/---

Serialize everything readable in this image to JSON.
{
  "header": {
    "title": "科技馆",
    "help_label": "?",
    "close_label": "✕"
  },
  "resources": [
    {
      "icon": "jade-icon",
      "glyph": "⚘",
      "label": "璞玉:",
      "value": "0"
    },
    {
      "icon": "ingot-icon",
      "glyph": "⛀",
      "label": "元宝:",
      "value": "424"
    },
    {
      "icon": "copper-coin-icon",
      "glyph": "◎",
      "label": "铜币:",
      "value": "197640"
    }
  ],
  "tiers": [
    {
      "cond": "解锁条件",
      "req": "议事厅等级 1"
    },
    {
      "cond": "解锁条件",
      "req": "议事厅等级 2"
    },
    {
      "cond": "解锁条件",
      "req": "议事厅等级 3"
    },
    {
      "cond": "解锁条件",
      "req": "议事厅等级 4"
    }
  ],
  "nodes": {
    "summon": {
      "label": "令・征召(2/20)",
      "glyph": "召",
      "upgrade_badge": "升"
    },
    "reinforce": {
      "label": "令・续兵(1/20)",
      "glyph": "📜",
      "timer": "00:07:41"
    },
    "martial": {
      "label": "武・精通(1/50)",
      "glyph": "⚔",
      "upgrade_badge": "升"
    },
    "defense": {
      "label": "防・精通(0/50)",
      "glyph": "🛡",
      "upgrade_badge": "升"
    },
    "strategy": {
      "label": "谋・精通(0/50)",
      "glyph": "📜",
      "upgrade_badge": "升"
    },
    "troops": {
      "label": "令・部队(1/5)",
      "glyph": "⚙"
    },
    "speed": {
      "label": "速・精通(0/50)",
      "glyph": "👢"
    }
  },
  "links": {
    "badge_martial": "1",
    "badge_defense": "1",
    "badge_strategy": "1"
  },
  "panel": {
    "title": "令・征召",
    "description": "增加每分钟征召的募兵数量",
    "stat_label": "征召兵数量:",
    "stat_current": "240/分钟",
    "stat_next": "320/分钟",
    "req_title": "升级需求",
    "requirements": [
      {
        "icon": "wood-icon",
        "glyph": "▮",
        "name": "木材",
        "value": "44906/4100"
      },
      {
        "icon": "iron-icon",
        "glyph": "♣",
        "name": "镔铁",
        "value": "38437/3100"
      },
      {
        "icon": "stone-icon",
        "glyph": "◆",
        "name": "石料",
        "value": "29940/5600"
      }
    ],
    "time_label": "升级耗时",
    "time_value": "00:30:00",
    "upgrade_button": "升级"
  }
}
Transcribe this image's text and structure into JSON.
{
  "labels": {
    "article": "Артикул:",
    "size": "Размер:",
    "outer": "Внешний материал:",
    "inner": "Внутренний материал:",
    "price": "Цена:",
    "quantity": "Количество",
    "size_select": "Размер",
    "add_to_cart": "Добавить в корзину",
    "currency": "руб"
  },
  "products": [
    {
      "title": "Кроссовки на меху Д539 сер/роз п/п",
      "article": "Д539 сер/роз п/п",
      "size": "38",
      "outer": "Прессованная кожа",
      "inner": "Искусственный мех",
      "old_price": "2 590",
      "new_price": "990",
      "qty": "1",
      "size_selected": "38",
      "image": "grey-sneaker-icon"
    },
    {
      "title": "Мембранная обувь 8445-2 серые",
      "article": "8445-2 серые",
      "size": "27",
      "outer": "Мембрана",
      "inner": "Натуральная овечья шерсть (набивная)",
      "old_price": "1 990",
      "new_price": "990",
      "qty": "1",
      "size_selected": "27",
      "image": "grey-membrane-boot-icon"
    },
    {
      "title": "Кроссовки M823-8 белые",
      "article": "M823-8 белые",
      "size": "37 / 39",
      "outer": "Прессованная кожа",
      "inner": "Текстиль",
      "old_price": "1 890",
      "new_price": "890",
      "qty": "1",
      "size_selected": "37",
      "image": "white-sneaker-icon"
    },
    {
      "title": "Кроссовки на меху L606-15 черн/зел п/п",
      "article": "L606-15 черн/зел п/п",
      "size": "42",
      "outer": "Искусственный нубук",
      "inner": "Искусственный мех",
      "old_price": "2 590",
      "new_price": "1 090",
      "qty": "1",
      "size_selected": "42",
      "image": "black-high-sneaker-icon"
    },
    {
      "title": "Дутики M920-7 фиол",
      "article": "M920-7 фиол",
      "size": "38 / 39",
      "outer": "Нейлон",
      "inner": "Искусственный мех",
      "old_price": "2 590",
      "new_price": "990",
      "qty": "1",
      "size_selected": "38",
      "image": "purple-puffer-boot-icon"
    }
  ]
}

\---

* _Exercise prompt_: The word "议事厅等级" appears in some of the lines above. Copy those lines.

* _Exercise output_:
      "req": "议事厅等级 1"
      "req": "议事厅等级 2"
      "req": "议事厅等级 3"
      "req": "议事厅等级 4"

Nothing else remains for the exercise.